Roosevelt Elementary School this week was one of only six schools nationwide to receive the 2006 National School Change Award for significant and sustained improvement in student achievement.

The award is given by the National Principals Leadership Institute at the Fordham University Graduate School of Education.

"Never give up," Lew Smith, Director of the National Principals Leadership Institute, told students as he presented the award at Roosevelt during a morning ceremony that included staff, parents and community leaders. "That’s the story of this school, and that’s going to be the story of your life."
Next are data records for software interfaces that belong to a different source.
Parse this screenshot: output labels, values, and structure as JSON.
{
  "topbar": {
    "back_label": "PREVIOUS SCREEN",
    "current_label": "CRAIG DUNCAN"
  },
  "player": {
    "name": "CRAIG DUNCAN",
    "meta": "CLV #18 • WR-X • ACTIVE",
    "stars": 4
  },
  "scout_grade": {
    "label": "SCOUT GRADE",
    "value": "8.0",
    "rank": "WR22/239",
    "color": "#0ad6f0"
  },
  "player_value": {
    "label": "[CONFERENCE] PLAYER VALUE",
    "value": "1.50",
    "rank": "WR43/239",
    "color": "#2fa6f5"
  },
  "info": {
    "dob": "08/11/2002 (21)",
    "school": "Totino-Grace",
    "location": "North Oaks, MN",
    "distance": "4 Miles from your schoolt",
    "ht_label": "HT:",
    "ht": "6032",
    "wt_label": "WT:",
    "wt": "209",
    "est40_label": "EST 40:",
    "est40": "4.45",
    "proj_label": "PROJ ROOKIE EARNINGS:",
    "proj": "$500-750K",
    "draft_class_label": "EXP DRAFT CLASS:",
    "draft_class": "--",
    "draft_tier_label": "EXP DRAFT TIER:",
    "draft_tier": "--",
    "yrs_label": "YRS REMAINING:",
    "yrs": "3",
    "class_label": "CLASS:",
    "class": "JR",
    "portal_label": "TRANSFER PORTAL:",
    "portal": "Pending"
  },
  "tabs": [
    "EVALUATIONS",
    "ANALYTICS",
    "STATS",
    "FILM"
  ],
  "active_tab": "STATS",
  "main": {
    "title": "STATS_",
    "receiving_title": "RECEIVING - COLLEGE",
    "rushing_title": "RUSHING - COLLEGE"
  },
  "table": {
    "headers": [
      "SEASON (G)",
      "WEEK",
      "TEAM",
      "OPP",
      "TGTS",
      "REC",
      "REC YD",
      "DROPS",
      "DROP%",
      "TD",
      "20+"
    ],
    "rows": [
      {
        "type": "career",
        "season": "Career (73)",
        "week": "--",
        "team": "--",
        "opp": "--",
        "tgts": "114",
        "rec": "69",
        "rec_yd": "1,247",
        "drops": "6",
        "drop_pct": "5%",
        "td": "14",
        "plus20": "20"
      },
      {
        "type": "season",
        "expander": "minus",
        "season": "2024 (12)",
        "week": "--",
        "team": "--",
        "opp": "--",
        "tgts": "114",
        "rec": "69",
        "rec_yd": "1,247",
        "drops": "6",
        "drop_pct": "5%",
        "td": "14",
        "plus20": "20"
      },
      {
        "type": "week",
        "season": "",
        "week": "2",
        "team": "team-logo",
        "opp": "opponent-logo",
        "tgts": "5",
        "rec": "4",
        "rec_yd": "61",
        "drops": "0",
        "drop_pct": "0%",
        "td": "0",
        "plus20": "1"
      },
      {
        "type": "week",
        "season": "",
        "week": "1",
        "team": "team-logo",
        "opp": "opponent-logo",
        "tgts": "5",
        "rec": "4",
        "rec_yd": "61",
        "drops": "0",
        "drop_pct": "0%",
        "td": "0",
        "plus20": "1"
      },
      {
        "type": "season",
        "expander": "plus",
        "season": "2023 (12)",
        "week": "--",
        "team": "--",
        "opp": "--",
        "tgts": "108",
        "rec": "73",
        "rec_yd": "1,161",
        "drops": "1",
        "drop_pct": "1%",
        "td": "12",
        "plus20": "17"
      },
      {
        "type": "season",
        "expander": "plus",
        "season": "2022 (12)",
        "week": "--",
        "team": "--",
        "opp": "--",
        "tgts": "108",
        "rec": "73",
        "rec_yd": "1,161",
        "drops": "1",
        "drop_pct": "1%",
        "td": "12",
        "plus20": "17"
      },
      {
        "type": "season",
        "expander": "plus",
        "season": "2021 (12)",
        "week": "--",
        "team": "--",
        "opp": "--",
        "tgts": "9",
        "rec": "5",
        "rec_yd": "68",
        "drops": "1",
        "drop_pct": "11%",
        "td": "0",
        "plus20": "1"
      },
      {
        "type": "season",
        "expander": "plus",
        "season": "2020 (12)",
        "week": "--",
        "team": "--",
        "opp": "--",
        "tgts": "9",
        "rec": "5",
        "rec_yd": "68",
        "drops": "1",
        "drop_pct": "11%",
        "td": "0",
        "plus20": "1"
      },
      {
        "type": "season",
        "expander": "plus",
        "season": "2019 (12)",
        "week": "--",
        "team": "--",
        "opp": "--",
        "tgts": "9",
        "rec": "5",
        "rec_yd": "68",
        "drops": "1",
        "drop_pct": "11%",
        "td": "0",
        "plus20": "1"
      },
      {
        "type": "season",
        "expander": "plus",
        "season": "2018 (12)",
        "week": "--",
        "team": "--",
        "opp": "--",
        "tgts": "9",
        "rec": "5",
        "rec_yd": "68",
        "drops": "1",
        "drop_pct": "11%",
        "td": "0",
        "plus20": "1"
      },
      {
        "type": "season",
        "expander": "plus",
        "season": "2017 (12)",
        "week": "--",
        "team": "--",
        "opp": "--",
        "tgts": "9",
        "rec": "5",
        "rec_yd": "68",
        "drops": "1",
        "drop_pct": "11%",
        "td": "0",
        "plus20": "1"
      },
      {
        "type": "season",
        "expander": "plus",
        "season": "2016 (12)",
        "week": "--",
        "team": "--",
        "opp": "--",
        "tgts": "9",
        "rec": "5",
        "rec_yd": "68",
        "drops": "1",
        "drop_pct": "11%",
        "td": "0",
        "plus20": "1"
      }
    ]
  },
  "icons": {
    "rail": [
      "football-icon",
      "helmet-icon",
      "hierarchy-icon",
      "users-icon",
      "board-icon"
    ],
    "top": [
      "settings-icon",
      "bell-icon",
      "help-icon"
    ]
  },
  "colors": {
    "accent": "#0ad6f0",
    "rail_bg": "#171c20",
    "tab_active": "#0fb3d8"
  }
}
Principal Stefanie Holzman has led the school to a 182-point gain on the state’s Academic Performance Index (API) during the past five years, far exceeding the state’s 30-point target. The school has now achieved an API of 763 and is fast approaching the state’s ultimate target for all schools, 800 points. All ethnic and socioeconomic sub-groups of students have achieved expected gains.

About 63 percent of students at Roosevelt are English-language learners, and all students are on free lunch programs.
"What we say at Roosevelt is, if we can do it here, anybody can do it," Principal Holzman said. "I’m very pleased that our staff is getting this national recognition for their hard work. I’m even more pleased for our students."

In addition to the awards presentation at the school, Holzman and selected Roosevelt teachers will travel to New York in July for a national awards presentation by the U.S. Department of Education. While in New York City, the principal and a teacher also will participate in a Principals Leadership Institute at Fordham University. The award comes with a $5,000 grant that will help cover the cost of the trip. The focus of the institute will be team building.

Holzman attributes Roosevelt’s success to the use of data to drive high quality instruction, collaboration and self-reflection by teachers.

Nominated schools submit data to demonstrate significant schoolwide change, improved teaching and learning, and measurably increased achievement. Over the past seven years, 474 schools have been nominated for the Fordham honor. Only 42, or six each year, have been selected as winners. More than 100 nominations were submitted this year. A national panel of judges selected the winning schools.

Roosevelt last month was named one of 17 schools in the Long Beach Unified School District to earn the Title I Academic Achievement Award. Title I winners must demonstrate the achievement level of twice the schoolwide API growth target and twice the API growth target for the socio-economically disadvantaged subgroup for two consecutive years.

In 2004, Roosevelt earned the California Distinguished School Award.

Slideshow: Roosevelt Accepts National Award